Assigned task:
Count the lines below that contain the word "Kategorien" and give only the number.

(Stored data entries)
------------------------------------------------

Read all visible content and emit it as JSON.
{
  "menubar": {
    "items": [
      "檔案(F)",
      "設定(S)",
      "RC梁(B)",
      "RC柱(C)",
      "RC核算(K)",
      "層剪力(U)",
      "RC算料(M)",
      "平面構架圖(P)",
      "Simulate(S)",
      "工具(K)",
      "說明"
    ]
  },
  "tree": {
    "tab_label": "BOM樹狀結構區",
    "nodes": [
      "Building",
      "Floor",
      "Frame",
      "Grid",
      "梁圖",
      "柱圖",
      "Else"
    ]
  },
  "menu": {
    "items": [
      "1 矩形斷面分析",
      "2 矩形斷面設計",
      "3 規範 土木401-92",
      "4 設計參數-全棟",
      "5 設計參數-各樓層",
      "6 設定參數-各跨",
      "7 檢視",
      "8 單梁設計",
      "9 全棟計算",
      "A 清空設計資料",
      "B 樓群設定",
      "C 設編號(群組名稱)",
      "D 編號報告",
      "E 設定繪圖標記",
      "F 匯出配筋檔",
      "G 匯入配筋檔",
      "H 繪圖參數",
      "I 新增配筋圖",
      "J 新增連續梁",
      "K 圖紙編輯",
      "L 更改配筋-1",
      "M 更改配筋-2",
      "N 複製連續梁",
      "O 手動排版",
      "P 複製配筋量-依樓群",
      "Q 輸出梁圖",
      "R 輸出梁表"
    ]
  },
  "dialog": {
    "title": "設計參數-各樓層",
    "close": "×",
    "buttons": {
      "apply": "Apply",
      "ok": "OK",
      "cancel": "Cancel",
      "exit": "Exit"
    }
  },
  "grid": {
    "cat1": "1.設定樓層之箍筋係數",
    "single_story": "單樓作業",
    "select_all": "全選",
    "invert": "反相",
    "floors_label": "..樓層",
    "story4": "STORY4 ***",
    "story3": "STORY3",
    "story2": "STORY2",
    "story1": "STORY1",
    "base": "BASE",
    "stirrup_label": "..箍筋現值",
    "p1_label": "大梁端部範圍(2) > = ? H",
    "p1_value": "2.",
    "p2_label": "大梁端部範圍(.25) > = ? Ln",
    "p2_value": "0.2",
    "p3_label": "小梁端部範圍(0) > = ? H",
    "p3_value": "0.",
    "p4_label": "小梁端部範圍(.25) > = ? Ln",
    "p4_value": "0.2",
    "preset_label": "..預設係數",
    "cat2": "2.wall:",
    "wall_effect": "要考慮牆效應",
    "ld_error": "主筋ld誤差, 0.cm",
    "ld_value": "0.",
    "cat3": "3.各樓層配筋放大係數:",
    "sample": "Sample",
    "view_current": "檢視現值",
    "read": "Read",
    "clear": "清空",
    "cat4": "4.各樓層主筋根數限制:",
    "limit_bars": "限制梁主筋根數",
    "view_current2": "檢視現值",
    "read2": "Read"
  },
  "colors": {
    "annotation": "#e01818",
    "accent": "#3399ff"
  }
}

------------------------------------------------

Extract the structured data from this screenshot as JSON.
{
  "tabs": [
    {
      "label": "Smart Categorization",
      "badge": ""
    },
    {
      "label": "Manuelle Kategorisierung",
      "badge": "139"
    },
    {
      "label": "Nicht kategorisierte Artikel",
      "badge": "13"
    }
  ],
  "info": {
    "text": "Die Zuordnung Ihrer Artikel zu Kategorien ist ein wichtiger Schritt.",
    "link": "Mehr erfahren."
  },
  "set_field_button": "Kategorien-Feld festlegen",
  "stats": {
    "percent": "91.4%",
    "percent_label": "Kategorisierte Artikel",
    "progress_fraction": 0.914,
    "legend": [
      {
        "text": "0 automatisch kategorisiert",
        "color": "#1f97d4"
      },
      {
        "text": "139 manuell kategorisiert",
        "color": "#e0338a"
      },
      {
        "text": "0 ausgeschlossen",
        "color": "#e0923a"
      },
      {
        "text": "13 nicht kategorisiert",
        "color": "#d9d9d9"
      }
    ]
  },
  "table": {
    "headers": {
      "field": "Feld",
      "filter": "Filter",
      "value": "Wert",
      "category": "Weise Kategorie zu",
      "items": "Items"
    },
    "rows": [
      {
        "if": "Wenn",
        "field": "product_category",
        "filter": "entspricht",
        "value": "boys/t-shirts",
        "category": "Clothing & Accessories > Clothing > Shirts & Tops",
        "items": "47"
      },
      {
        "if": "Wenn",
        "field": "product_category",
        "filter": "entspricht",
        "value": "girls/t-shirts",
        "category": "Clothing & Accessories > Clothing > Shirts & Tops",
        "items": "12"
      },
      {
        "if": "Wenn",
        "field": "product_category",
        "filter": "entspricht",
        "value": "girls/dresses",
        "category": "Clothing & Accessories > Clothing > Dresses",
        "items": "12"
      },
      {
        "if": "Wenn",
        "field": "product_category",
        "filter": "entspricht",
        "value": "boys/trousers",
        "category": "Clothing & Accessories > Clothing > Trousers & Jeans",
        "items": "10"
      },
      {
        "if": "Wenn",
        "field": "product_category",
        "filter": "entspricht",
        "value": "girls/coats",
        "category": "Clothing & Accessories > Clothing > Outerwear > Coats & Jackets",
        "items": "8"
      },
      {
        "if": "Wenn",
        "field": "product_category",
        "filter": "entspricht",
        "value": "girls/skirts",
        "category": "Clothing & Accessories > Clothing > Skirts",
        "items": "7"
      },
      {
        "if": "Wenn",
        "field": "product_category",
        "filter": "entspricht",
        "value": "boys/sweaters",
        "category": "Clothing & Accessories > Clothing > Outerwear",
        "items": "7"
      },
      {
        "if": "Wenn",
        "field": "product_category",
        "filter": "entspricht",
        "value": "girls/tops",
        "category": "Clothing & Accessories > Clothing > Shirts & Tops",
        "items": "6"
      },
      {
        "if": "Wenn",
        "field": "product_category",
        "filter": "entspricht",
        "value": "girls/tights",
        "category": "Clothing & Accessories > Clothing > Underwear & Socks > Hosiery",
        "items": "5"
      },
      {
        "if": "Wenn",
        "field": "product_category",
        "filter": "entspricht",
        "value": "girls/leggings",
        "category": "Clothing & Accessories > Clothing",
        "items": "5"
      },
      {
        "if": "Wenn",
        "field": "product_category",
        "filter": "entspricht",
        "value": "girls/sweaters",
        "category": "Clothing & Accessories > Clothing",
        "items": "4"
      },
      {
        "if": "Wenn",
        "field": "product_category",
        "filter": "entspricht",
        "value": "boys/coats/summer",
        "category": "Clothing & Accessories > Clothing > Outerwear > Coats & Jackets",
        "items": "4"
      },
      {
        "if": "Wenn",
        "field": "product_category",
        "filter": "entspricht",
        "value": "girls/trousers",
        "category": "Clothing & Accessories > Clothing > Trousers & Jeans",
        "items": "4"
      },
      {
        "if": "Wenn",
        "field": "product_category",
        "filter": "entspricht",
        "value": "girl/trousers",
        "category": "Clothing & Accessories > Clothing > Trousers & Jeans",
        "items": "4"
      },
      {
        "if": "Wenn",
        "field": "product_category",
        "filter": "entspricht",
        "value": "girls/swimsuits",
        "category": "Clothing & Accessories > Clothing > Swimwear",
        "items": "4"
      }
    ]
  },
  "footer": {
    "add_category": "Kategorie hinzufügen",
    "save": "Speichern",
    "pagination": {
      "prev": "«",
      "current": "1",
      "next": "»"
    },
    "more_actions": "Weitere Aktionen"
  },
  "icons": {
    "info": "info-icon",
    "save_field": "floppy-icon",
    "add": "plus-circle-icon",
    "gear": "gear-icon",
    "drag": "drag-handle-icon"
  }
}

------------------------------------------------

Written solution:
2